Work required: Retrieve every line from the records in which the word "Praça" occurs.

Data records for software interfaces
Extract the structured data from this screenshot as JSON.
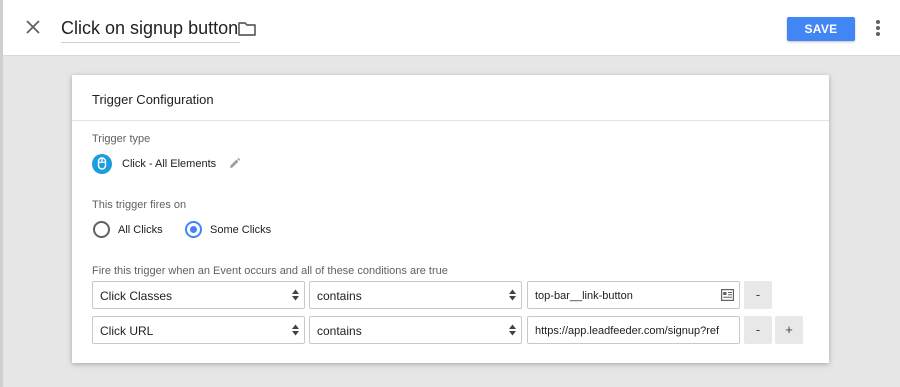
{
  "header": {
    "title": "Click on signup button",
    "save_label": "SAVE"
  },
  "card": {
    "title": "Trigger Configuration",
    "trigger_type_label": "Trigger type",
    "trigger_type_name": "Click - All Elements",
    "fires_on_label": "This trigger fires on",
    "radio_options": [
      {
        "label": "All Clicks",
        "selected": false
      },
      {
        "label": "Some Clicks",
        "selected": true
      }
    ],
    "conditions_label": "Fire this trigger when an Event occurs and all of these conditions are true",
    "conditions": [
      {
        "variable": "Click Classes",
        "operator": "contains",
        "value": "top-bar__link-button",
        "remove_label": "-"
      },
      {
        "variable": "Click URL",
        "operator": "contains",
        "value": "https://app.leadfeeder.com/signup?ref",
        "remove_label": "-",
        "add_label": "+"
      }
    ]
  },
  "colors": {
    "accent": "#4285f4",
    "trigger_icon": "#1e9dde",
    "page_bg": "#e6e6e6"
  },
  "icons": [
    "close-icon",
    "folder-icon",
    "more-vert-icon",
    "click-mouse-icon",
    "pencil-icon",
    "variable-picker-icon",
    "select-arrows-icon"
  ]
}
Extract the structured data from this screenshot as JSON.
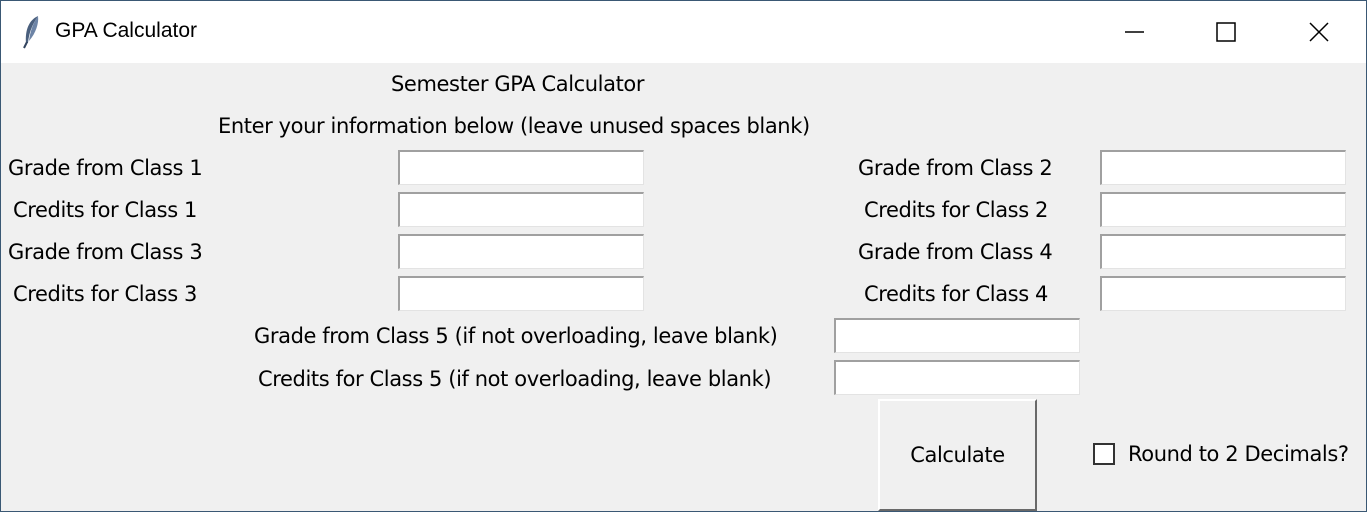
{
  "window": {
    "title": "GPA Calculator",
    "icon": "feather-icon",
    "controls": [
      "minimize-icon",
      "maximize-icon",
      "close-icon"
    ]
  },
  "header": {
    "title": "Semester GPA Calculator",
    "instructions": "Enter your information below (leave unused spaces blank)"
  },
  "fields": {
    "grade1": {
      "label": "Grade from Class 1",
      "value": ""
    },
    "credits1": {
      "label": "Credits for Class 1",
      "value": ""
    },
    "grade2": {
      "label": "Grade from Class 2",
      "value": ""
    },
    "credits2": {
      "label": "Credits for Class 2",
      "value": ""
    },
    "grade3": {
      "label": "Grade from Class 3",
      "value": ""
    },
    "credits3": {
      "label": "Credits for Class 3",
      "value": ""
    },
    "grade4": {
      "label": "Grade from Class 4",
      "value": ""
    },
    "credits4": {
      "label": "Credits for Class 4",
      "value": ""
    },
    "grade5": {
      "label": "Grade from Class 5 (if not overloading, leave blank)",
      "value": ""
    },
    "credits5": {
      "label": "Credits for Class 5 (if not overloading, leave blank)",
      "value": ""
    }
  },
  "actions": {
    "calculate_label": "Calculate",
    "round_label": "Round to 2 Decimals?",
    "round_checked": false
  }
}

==

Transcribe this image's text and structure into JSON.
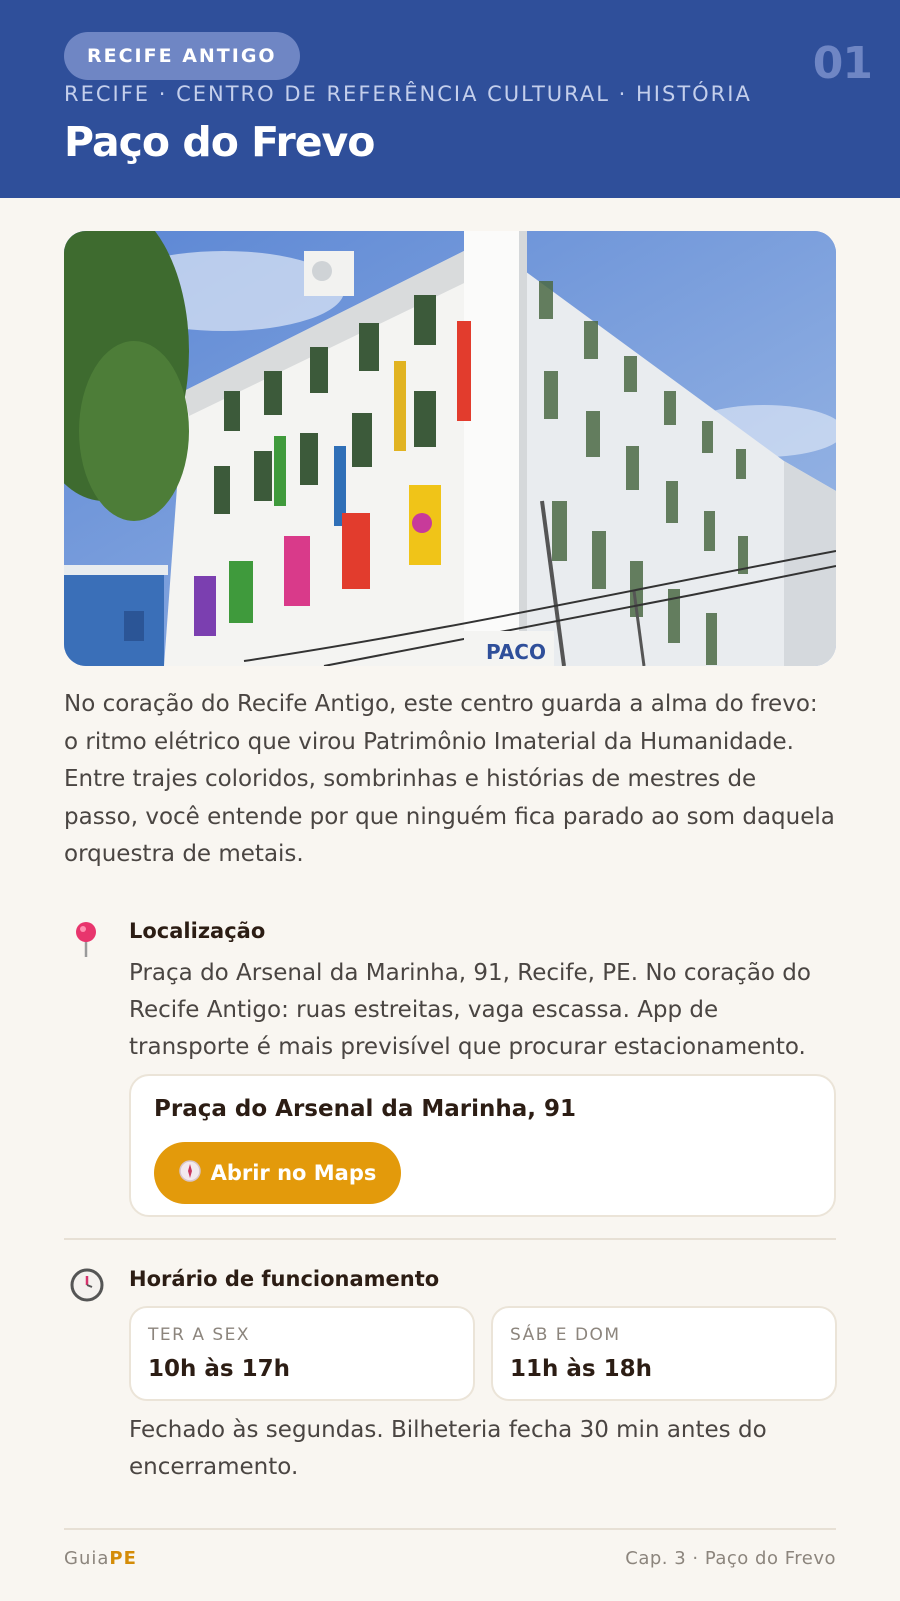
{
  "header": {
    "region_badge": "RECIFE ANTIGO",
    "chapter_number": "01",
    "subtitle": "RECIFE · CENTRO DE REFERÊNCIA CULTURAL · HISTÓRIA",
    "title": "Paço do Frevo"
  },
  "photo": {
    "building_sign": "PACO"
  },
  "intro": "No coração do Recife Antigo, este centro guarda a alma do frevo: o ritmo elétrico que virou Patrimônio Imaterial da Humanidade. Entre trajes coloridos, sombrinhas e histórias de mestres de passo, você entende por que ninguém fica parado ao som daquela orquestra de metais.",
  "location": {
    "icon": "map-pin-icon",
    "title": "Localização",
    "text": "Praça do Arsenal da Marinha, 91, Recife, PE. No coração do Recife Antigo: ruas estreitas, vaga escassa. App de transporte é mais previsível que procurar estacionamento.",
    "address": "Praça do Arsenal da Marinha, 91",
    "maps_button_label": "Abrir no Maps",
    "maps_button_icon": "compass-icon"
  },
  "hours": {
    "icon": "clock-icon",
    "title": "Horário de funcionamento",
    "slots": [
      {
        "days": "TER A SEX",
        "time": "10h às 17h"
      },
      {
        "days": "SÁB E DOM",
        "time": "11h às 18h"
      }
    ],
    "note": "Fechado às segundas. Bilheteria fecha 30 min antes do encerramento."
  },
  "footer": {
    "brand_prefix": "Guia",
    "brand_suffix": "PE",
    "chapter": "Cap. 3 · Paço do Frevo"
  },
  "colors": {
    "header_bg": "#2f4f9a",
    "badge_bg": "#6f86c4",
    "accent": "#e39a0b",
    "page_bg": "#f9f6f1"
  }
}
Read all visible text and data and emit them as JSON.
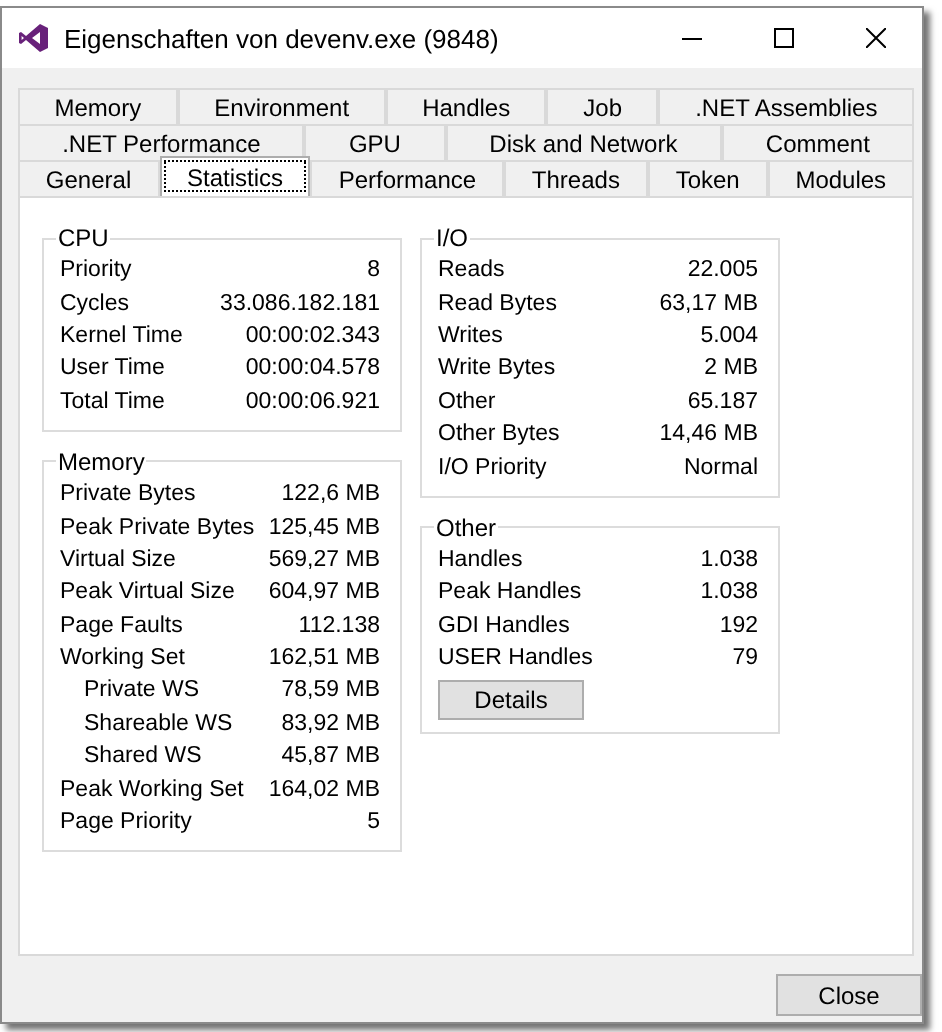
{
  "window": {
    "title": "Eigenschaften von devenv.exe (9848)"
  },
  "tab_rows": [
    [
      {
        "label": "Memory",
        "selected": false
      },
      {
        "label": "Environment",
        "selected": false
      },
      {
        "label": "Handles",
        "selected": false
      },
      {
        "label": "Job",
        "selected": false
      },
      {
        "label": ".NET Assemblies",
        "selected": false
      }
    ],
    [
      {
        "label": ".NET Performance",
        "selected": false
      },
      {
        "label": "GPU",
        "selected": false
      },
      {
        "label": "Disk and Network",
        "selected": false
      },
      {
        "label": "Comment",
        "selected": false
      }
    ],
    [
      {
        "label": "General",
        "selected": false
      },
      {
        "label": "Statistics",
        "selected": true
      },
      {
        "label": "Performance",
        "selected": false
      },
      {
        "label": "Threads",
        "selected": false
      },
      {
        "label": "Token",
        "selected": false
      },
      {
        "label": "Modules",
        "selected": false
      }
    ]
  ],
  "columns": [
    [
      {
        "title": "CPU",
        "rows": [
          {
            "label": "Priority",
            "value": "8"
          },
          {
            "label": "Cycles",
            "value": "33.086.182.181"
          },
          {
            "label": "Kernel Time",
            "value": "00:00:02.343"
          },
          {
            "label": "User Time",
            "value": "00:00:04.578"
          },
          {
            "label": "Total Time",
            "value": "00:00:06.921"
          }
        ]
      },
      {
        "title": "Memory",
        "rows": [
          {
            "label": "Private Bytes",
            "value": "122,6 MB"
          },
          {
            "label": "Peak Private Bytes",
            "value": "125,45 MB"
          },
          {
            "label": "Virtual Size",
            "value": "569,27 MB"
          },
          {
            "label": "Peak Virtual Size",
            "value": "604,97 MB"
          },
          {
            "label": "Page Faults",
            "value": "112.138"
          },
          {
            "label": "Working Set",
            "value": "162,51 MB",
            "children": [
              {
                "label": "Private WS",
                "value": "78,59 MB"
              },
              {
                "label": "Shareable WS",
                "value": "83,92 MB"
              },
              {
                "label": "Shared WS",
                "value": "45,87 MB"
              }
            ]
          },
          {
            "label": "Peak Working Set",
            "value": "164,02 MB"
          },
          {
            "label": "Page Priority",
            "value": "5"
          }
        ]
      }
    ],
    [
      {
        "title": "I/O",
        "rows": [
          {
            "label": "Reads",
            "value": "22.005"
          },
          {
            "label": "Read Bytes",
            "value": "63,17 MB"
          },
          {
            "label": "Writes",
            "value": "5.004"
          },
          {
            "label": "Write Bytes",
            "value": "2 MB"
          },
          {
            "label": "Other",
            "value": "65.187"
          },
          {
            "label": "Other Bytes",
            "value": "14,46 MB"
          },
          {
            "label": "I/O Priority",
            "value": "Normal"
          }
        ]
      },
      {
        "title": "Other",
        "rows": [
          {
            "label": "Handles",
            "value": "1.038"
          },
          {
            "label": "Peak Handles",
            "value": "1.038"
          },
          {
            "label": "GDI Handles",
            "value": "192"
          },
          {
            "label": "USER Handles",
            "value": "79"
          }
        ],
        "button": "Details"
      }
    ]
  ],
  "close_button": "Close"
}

Task answer:
    "text": "Praça do Arsenal da Marinha, 91, Recife, PE. No coração do Recife Antigo: ruas estreitas, vaga escassa. App de transporte é mais previsível que procurar estacionamento.",
    "address": "Praça do Arsenal da Marinha, 91",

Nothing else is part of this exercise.